Foetal neural transplantation is based on the neuroplasticity of neurons being able to change structures and connections depending on the physiological environment in bolstering stabilisation and recovery of lost neuronal functions (Peschanski et al., 2004). The foetal neural grafting has shown promising benefits in mice and nonhuman primates experimental studies by reversing motor and cognitive symptoms elicited by neurodegeneration in striatal neurons (Fricker-Gates et al., 2001). These foetal neural stem cells are somatic stem sells harvested from brains of aborted foetuses (HDSA, 2008).

Stem cell research is promising as these cells have the ability to differentiate into any cell type (caution on developing in tumour cells) there are three types of stem cell one can get first the stem cells from the brain which have been activated to differentiate following a specific lineage, secondly the stem cells from embryos which are also in ethical controversy as to the donors and thirdly the stem cells from cord blood (Dunnet and Rosser, 2004). There are somatic stem cells which are tissue specific and

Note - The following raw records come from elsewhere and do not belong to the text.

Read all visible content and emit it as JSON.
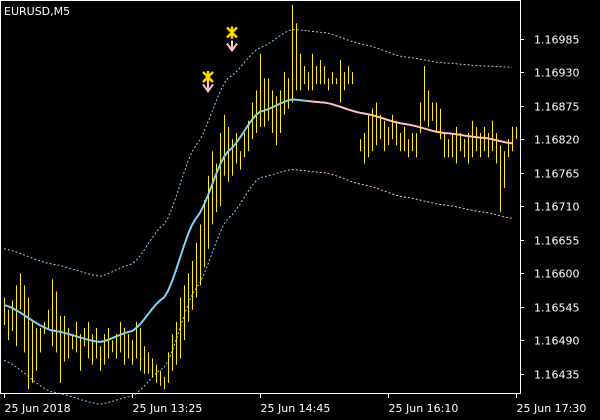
{
  "chart_data": {
    "type": "line",
    "symbol_label": "EURUSD,M5",
    "y_ticks": [
      "1.16985",
      "1.16930",
      "1.16875",
      "1.16820",
      "1.16765",
      "1.16710",
      "1.16655",
      "1.16600",
      "1.16545",
      "1.16490",
      "1.16435"
    ],
    "x_ticks": [
      "25 Jun 2018",
      "25 Jun 13:25",
      "25 Jun 14:45",
      "25 Jun 16:10",
      "25 Jun 17:30"
    ],
    "x_tick_pos": [
      0,
      32,
      64,
      96,
      128
    ],
    "ylim": [
      1.16405,
      1.17045
    ],
    "x_count": 129,
    "grid": false,
    "colors": {
      "background": "#000000",
      "axis": "#ffffff",
      "bars": "#ffee00",
      "middle_up": "#87cefa",
      "middle_down": "#ffc0cb",
      "upper_band_up": "#87cefa",
      "upper_band_down": "#b0c4de",
      "lower_band_up": "#87cefa",
      "lower_band_down": "#ffc0cb",
      "arrow": "#ffc0cb",
      "star": "#ffd700"
    },
    "middle_line": [
      [
        0,
        1.16548
      ],
      [
        12,
        1.16506
      ],
      [
        24,
        1.16487
      ],
      [
        32,
        1.16505
      ],
      [
        40,
        1.1656
      ],
      [
        48,
        1.1669
      ],
      [
        56,
        1.168
      ],
      [
        64,
        1.16865
      ],
      [
        72,
        1.16885
      ],
      [
        80,
        1.1688
      ],
      [
        90,
        1.16862
      ],
      [
        100,
        1.16845
      ],
      [
        110,
        1.1683
      ],
      [
        120,
        1.16822
      ],
      [
        127,
        1.16813
      ]
    ],
    "middle_split_x": 76,
    "upper_band": [
      [
        0,
        1.1664
      ],
      [
        12,
        1.16615
      ],
      [
        24,
        1.16595
      ],
      [
        32,
        1.16615
      ],
      [
        40,
        1.1668
      ],
      [
        48,
        1.1681
      ],
      [
        56,
        1.1692
      ],
      [
        64,
        1.1697
      ],
      [
        72,
        1.17
      ],
      [
        80,
        1.16995
      ],
      [
        90,
        1.16975
      ],
      [
        100,
        1.16955
      ],
      [
        110,
        1.16945
      ],
      [
        120,
        1.1694
      ],
      [
        127,
        1.16938
      ]
    ],
    "upper_split_x": 76,
    "lower_band": [
      [
        0,
        1.16457
      ],
      [
        12,
        1.16405
      ],
      [
        24,
        1.16385
      ],
      [
        32,
        1.16398
      ],
      [
        40,
        1.16445
      ],
      [
        48,
        1.16575
      ],
      [
        56,
        1.1669
      ],
      [
        64,
        1.16757
      ],
      [
        72,
        1.1677
      ],
      [
        80,
        1.16765
      ],
      [
        90,
        1.16745
      ],
      [
        100,
        1.16725
      ],
      [
        110,
        1.16712
      ],
      [
        120,
        1.167
      ],
      [
        127,
        1.1669
      ]
    ],
    "lower_split_x": 70,
    "bars": [
      [
        0,
        1.1656,
        1.16515
      ],
      [
        1,
        1.1654,
        1.1649
      ],
      [
        2,
        1.16555,
        1.16505
      ],
      [
        3,
        1.1658,
        1.1648
      ],
      [
        4,
        1.166,
        1.1654
      ],
      [
        5,
        1.1658,
        1.1647
      ],
      [
        6,
        1.1656,
        1.1641
      ],
      [
        7,
        1.1652,
        1.1642
      ],
      [
        8,
        1.1651,
        1.1644
      ],
      [
        9,
        1.1651,
        1.1647
      ],
      [
        10,
        1.1652,
        1.165
      ],
      [
        11,
        1.1654,
        1.1651
      ],
      [
        12,
        1.1659,
        1.1648
      ],
      [
        13,
        1.1657,
        1.1647
      ],
      [
        14,
        1.1653,
        1.1642
      ],
      [
        15,
        1.1653,
        1.16455
      ],
      [
        16,
        1.1651,
        1.1646
      ],
      [
        17,
        1.165,
        1.16475
      ],
      [
        18,
        1.1652,
        1.1647
      ],
      [
        19,
        1.165,
        1.1644
      ],
      [
        20,
        1.1651,
        1.1648
      ],
      [
        21,
        1.1652,
        1.1646
      ],
      [
        22,
        1.165,
        1.1645
      ],
      [
        23,
        1.1651,
        1.1646
      ],
      [
        24,
        1.1648,
        1.1644
      ],
      [
        25,
        1.165,
        1.1645
      ],
      [
        26,
        1.1651,
        1.1646
      ],
      [
        27,
        1.1649,
        1.1647
      ],
      [
        28,
        1.165,
        1.1646
      ],
      [
        29,
        1.1652,
        1.1647
      ],
      [
        30,
        1.1651,
        1.1645
      ],
      [
        31,
        1.165,
        1.1646
      ],
      [
        32,
        1.1649,
        1.1645
      ],
      [
        33,
        1.1652,
        1.1646
      ],
      [
        34,
        1.1651,
        1.1644
      ],
      [
        35,
        1.1648,
        1.16435
      ],
      [
        36,
        1.1647,
        1.16435
      ],
      [
        37,
        1.1646,
        1.1643
      ],
      [
        38,
        1.1645,
        1.1642
      ],
      [
        39,
        1.1644,
        1.16415
      ],
      [
        40,
        1.1643,
        1.1641
      ],
      [
        41,
        1.1647,
        1.1642
      ],
      [
        42,
        1.165,
        1.1644
      ],
      [
        43,
        1.1652,
        1.1645
      ],
      [
        44,
        1.1656,
        1.1646
      ],
      [
        45,
        1.1658,
        1.1649
      ],
      [
        46,
        1.166,
        1.1652
      ],
      [
        47,
        1.1662,
        1.1654
      ],
      [
        48,
        1.1665,
        1.1656
      ],
      [
        49,
        1.1668,
        1.1658
      ],
      [
        50,
        1.1672,
        1.1661
      ],
      [
        51,
        1.1676,
        1.1664
      ],
      [
        52,
        1.168,
        1.1668
      ],
      [
        53,
        1.1678,
        1.167
      ],
      [
        54,
        1.1683,
        1.1671
      ],
      [
        55,
        1.1686,
        1.1676
      ],
      [
        56,
        1.1684,
        1.1675
      ],
      [
        57,
        1.1682,
        1.1676
      ],
      [
        58,
        1.1683,
        1.1678
      ],
      [
        59,
        1.168,
        1.1677
      ],
      [
        60,
        1.1683,
        1.1679
      ],
      [
        61,
        1.1685,
        1.168
      ],
      [
        62,
        1.1688,
        1.1682
      ],
      [
        63,
        1.169,
        1.1683
      ],
      [
        64,
        1.1696,
        1.1684
      ],
      [
        65,
        1.1692,
        1.1684
      ],
      [
        66,
        1.1692,
        1.1685
      ],
      [
        67,
        1.169,
        1.1683
      ],
      [
        68,
        1.1689,
        1.1681
      ],
      [
        69,
        1.169,
        1.1683
      ],
      [
        70,
        1.1693,
        1.1686
      ],
      [
        71,
        1.1692,
        1.1687
      ],
      [
        72,
        1.1704,
        1.1688
      ],
      [
        73,
        1.1701,
        1.169
      ],
      [
        74,
        1.1696,
        1.169
      ],
      [
        75,
        1.1694,
        1.1691
      ],
      [
        76,
        1.1693,
        1.169
      ],
      [
        77,
        1.1696,
        1.169
      ],
      [
        78,
        1.1694,
        1.1691
      ],
      [
        79,
        1.1695,
        1.1691
      ],
      [
        80,
        1.1694,
        1.1691
      ],
      [
        81,
        1.1692,
        1.169
      ],
      [
        82,
        1.1693,
        1.1691
      ],
      [
        83,
        1.1692,
        1.1691
      ],
      [
        84,
        1.1695,
        1.1688
      ],
      [
        85,
        1.1693,
        1.169
      ],
      [
        86,
        1.1694,
        1.1691
      ],
      [
        87,
        1.1693,
        1.1691
      ],
      [
        89,
        1.1682,
        1.168
      ],
      [
        90,
        1.1683,
        1.1678
      ],
      [
        91,
        1.1686,
        1.1679
      ],
      [
        92,
        1.1687,
        1.168
      ],
      [
        93,
        1.1688,
        1.1681
      ],
      [
        94,
        1.1686,
        1.1682
      ],
      [
        95,
        1.1685,
        1.168
      ],
      [
        96,
        1.1684,
        1.1681
      ],
      [
        97,
        1.1686,
        1.1682
      ],
      [
        98,
        1.1685,
        1.1681
      ],
      [
        99,
        1.1683,
        1.168
      ],
      [
        100,
        1.1684,
        1.168
      ],
      [
        101,
        1.1682,
        1.1679
      ],
      [
        102,
        1.1683,
        1.168
      ],
      [
        103,
        1.1683,
        1.1679
      ],
      [
        104,
        1.1688,
        1.1683
      ],
      [
        105,
        1.1694,
        1.1685
      ],
      [
        106,
        1.169,
        1.1684
      ],
      [
        107,
        1.1688,
        1.1685
      ],
      [
        108,
        1.1688,
        1.1683
      ],
      [
        109,
        1.1687,
        1.1682
      ],
      [
        110,
        1.1683,
        1.1679
      ],
      [
        111,
        1.1682,
        1.1679
      ],
      [
        112,
        1.1683,
        1.1679
      ],
      [
        113,
        1.1684,
        1.1678
      ],
      [
        114,
        1.1683,
        1.168
      ],
      [
        115,
        1.1682,
        1.1679
      ],
      [
        116,
        1.1683,
        1.1678
      ],
      [
        117,
        1.1685,
        1.1679
      ],
      [
        118,
        1.1684,
        1.168
      ],
      [
        119,
        1.1683,
        1.1679
      ],
      [
        120,
        1.1684,
        1.168
      ],
      [
        121,
        1.1683,
        1.1679
      ],
      [
        122,
        1.1685,
        1.168
      ],
      [
        123,
        1.1683,
        1.1678
      ],
      [
        124,
        1.1681,
        1.167
      ],
      [
        125,
        1.168,
        1.1674
      ],
      [
        126,
        1.1682,
        1.1679
      ],
      [
        127,
        1.1684,
        1.168
      ],
      [
        128,
        1.1684,
        1.1682
      ]
    ],
    "arrows": [
      [
        51,
        1.16905
      ],
      [
        57,
        1.16972
      ]
    ],
    "stars": [
      [
        51,
        1.16922
      ],
      [
        57,
        1.16995
      ]
    ]
  }
}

Ethical and social aspects related to diagnosis and treatments

Clinical trial on stem cells need to show efficacy and safety of the stem cell therapy as the delivery vehicles being used are viral particles which are immunogenic and raises the issue of safety. Testing for HD is voluntary as there are no cures yet its only management and helping those with the disease to live with the disease longer. Since its hereditary many of the sufferers are aware of the condition from their affected relatives.

The diagnosis of HD has a lot of ethical issues as it's a dominant autosomal incurable disease which affects the members of a pedigree when one undergoes the testing hence now that information has to be confidential. Insurance companies can use that information for discrimination as in the UK it's the only approved genetic testing when one apply for life cover more than £500000 (Association of British Insurers, 2008).

The safety of the foetal neuronal transplation as in the Tampa study where three subjects suffered subdural haemorrhage is still being improved depending on the stem cell donor adopted as current focus is on allograft (Hauser et al., 2002).

Animal cloning producing transgenic mice for HD has been the foundation of the knowledge that is known about HD. RNAi therapy is the promising treatment for neurodegenerative diseases through its study it is explaining some of the pathophyisiology of HD. Stem cell transplant are also being developed to cure and counteract the damage caused by htt. The molecular genetics applications in HD study have given hope to suffers as from being able to explain the pathology, inheritance, treatment options to alleviate movement disorders.

Figure 1. Factors for translation of transgenic mice therapies to clinical trials (Adapted from Hersch and Ferrante 2004).